LAWRENCE, Kan. -- Kansas coach Bonnie Henrickson debuted a new offense before Sunday's game against Baylor.
With the Lady Bears' Brittney Griner in the post and Odyssey Sims up top, the Jayhawks were facing a pick-your-poison scenario. They chose to focus on Sims, and even with the revamped game plan, the outcome was far too familiar.
Griner scored 33 points while playing all 40 minutes, Sims had 14 and top-ranked Baylor rolled over No. 17 Kansas 82-60 for its sixth straight win in the series.
With limited success in the first half, the Jayhawks focused on pulling the Lady Bears' defense out and shooting from the perimeter, abandoning their usual paint-driven offense.
By halftime, Griner already had 22 points.
So in the second half, Kansas reverted to its familiar game plan and tried to match up with her in the lane, and the Jayhawks didn't fare a whole lot better.
"She is a great player, she is going to score," the Jayhawks' Carolyn Davis said. "If you limit some of the other things then you have a chance against them."
CeCe Harper came off the bench to score a career-high 21 points for the Jayhawks (11-4, 2-2 Big 12), who had been unbeaten in nine home games. Angel Goodrich added 16 points and seven assists, and Davis finished with 12 points and 10 rebounds.
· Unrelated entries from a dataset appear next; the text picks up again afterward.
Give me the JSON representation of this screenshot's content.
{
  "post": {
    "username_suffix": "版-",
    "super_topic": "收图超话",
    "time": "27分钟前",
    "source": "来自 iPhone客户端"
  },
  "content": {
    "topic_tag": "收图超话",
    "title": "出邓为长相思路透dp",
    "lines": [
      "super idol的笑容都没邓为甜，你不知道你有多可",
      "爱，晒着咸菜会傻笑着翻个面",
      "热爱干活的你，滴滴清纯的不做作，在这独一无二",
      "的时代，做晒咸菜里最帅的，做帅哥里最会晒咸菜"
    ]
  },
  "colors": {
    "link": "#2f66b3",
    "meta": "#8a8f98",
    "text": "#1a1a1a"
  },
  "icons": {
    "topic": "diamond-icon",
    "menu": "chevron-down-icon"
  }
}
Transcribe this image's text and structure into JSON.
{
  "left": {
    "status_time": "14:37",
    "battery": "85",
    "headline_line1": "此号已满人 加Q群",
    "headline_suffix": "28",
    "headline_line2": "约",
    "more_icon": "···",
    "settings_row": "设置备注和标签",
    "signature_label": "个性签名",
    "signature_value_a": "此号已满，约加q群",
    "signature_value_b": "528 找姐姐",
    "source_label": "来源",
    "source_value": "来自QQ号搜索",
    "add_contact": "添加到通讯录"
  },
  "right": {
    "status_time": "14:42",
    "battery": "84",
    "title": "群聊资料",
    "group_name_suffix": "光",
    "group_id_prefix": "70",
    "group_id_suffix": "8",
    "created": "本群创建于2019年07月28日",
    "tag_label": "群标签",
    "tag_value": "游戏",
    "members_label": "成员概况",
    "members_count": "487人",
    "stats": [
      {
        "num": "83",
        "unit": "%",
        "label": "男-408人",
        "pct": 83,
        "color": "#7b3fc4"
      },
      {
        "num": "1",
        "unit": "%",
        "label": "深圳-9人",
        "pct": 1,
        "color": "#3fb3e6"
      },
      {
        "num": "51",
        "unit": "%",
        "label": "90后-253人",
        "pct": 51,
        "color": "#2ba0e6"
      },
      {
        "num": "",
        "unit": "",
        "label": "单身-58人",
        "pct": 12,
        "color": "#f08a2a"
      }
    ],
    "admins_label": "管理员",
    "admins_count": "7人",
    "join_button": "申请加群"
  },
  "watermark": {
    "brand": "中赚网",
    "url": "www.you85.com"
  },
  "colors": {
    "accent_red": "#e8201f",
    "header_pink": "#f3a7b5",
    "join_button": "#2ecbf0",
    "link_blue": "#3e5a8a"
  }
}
Brooklyn Pope finished with 13 points and 11 rebounds for the Lady Bears (14-1, 4-0), who also won their 26th consecutive conference game.
"We had some shots as a ready shooter," Henrickson said. "You have to knock down uncontested shots against these guys, and we all have that challenge, to manufacture points against them."
Griner started her 128th game for Baylor, breaking Sophia Young's school record set from 2002-06. She also surpassed Oklahoma's Courtney Paris for second in Big 12 history with 2,741 points, and now trails only Oklahoma State's Andrea Riley with 2,835 points.
The Lady Bears dominated the first 10 minutes, working the ball around the perimeter and then finding Griner in the post. The 6-foot-8 forward, with at least 5 inches on anybody guarding her, had little trouble turning around and using a soft touch to repeatedly score.
"I like playing here," said Griner, who had a big game at Allen Fieldhouse last year.
She had 14 points as the Lady Bears raced to a 29-13 lead, the team at one point hitting seven consecutive shots. They wound up shooting 55.6 percent from the field in the first half.
Henrickson eventually called a timeout, and the Jayhawks started to do a better job of denying Griner the ball. Davis spent most of the day guarding her, but Kansas would usually collapse a second -- and sometimes a third -- player to defend the entry pass.
The Jayhawks responded by slowly trimming into the lead.
Harper hit a pair of 3-pointers, Davis scored a couple baskets around the rim and Goodrich hit her second 3 of the half as Kansas whittled the lead to 38-28 with 4:06 left in the half.
Sims answered with two quick baskets, and Griner added two more to end the half.
Griner picked up where she left off after the break, getting an entry pass on the block and turning around for an easy basket. Kimetria Hayden added a layup and Sims hit a 3-pointer from the top of the key to give Baylor a 53-30 lead and force another Kansas timeout.
Later in the half, tempers flared during an inbound play under the Baylor basket.
The Lady Bears were putting a player directly in front of Griner, trying to give her extra room to catch the inbound pass. But every time they lined up, the Jayhawks tried to wedge Davis between them, creating enough separation to keep Baylor's star from putting up an easy shot.
Baylor coach Kim Mulkey yelled at the officials that the Lady Bears didn't need to give up the real estate on the floor, while Henrickson insisted that Kansas had the right to line up on defense.
"We were trying to get in the stack. One official told us we could, one official told us we couldn't," Henrickson said. "We were just trying to figure it out."
Davis eventually was granted the space, one of the Jayhawks' few victories in the game.